- Thankfulness-Allows you to earn more experience from enemy battles
As you can see, there’s a lot of ways you can configure your character. While you cannot change your base stats, you can reset and reconfigure your focus points. When I was grinding to power myself up for the final battle, I had all my focus points in Thankfulness, and changed it up again for the last boss.
The bosses and enemies can be quite challenging at times. Fortunately, their names usually help in discovering their spiritual weakness. A notable example is the enemy “Shame” who is vulnerable to Grace. To pick a fight, you simply have to walk into an enemy and the battle sequence will begin. The turns in this game are determined by whose speed bar gets filled the fastest. Both Christian and the enemies have buffs to increase their speed.

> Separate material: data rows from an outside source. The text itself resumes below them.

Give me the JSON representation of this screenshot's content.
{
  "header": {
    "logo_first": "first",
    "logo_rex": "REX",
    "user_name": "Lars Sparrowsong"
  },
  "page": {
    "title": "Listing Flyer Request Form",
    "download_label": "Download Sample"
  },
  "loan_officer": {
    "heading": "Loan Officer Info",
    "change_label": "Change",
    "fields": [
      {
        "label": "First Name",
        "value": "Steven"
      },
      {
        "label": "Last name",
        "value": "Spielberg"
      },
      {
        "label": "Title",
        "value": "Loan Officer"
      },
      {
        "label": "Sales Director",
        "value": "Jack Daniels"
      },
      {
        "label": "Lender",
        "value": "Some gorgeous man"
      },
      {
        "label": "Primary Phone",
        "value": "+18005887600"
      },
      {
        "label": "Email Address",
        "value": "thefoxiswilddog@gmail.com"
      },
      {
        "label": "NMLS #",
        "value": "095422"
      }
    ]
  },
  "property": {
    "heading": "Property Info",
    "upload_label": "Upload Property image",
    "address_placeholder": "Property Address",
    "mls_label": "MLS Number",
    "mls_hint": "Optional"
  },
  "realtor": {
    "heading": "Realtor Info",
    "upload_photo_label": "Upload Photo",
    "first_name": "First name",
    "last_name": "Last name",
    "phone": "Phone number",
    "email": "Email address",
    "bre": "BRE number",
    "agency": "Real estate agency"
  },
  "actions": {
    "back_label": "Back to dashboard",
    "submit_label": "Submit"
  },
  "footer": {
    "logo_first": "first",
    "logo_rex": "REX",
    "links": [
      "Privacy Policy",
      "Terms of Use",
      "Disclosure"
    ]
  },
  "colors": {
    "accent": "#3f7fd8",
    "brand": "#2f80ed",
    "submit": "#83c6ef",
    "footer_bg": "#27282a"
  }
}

For the typical enemy, you will be fine in using just your resist skills. When I hear resist, I think defense, but in this game, resist is your offense! Your attacks are Faith, Truth, Promise, and Grace. The enemy will fight back by attacking your Spirit (health) or by debuffing your powers. To restore your powers, you have to go into the Healing menu and choose the appropriate counter measure. If you find the battle challenging, you can look into the Pray for menu to pray for Spirit, Strength, Protection, Regeneration, or Wisdom. The higher your prayer stat is, the better chance of your prayer being answered. For boss battles, I recommend going into the Blessings menu to invoke your Holiness attack, increase your Zeal (speed), Authority (strength), or Peace & Assurance (defenses). Be warned that the blessings take a while to recharge and use again.

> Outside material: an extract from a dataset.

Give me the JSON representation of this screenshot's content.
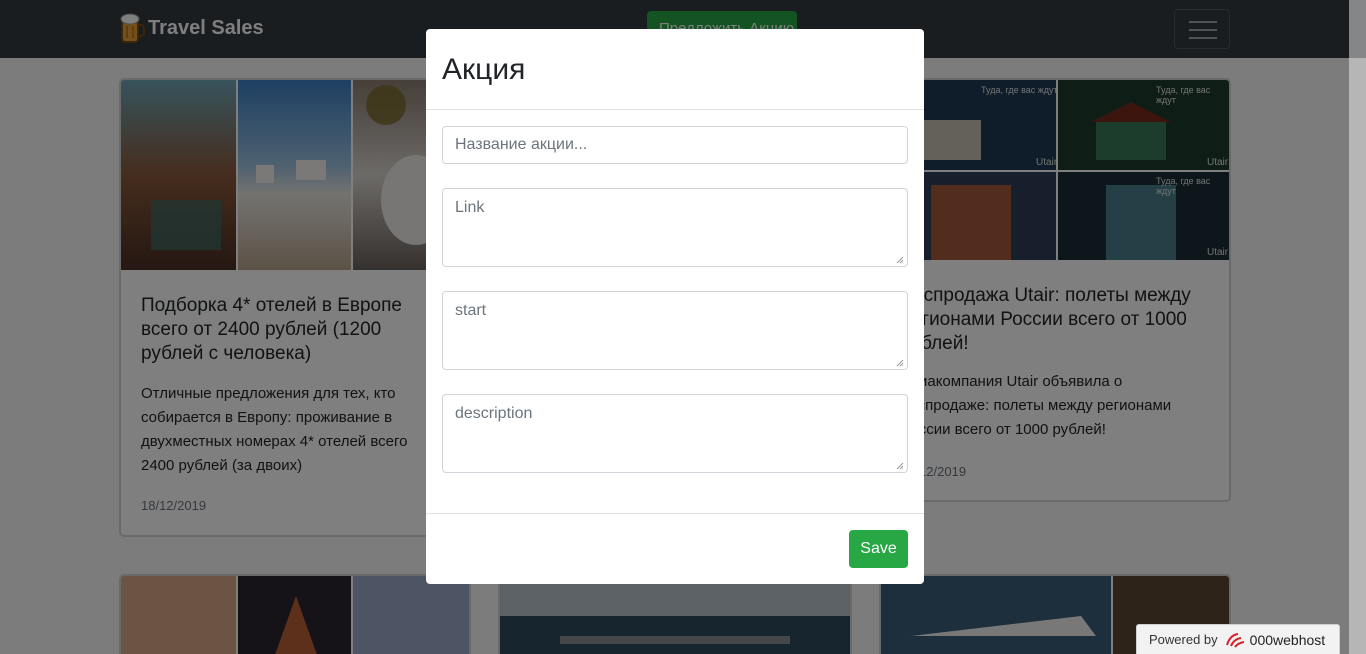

The enemy’s attacks have some animation to them but they’re not as spectacular as many popular RPGs out there. The enemies themselves have a lot of detail, and for the most part their movements are just fine, but I found some of them rather obnoxious. Even though this is a 2D game, the characters are pre-rendered 3D models. The environments are wonderfully detailed and look just like the movie. When you’re walking in meadows you’ll see butterflies fluttering about and rays of sunshine beaming down. The NPCs are nicely done, though you’ll sometimes see the exact same models next to each other.

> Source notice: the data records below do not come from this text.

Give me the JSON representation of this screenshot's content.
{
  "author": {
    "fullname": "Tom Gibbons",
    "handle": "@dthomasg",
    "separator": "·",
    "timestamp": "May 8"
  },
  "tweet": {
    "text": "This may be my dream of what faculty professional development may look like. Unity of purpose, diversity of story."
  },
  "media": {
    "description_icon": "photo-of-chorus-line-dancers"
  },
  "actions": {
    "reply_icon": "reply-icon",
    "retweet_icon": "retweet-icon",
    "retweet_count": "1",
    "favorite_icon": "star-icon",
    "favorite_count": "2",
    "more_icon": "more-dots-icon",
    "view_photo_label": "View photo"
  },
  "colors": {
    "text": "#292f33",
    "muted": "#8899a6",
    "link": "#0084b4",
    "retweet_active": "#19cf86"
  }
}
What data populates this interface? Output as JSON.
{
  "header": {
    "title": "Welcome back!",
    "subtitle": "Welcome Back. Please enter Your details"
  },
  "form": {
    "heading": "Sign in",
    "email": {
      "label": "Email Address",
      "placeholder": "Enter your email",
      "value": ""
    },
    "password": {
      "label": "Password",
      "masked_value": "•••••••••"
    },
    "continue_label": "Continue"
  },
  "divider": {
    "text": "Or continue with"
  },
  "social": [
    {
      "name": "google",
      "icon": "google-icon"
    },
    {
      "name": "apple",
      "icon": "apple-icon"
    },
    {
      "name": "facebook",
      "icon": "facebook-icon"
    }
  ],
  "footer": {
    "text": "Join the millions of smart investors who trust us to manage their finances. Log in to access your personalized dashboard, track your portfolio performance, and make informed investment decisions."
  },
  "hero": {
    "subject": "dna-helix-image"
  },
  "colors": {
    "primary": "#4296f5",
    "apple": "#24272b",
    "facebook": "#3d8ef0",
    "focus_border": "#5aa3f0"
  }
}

Talking to the NPCs is all text based. I think voice acting would have been a nice addition to this game. The battle music is nice and you’ll hear it a lot. The boss battles have their own music too. When you’re not engaged in spiritual warfare, you’ll hear ambient noises.
Even though there is fighting in this game, I had no problems playing it in front of my kids. They enjoyed the colorful graphics and battle scenes. There’s a wonderful story of salvation and redemption being told here. If you’re like me and not familiar with the novel, check out the movie from Hope Animation. Even without the movie, this game stands up well enough on its own. It’s definitely one of the better Christian games out there.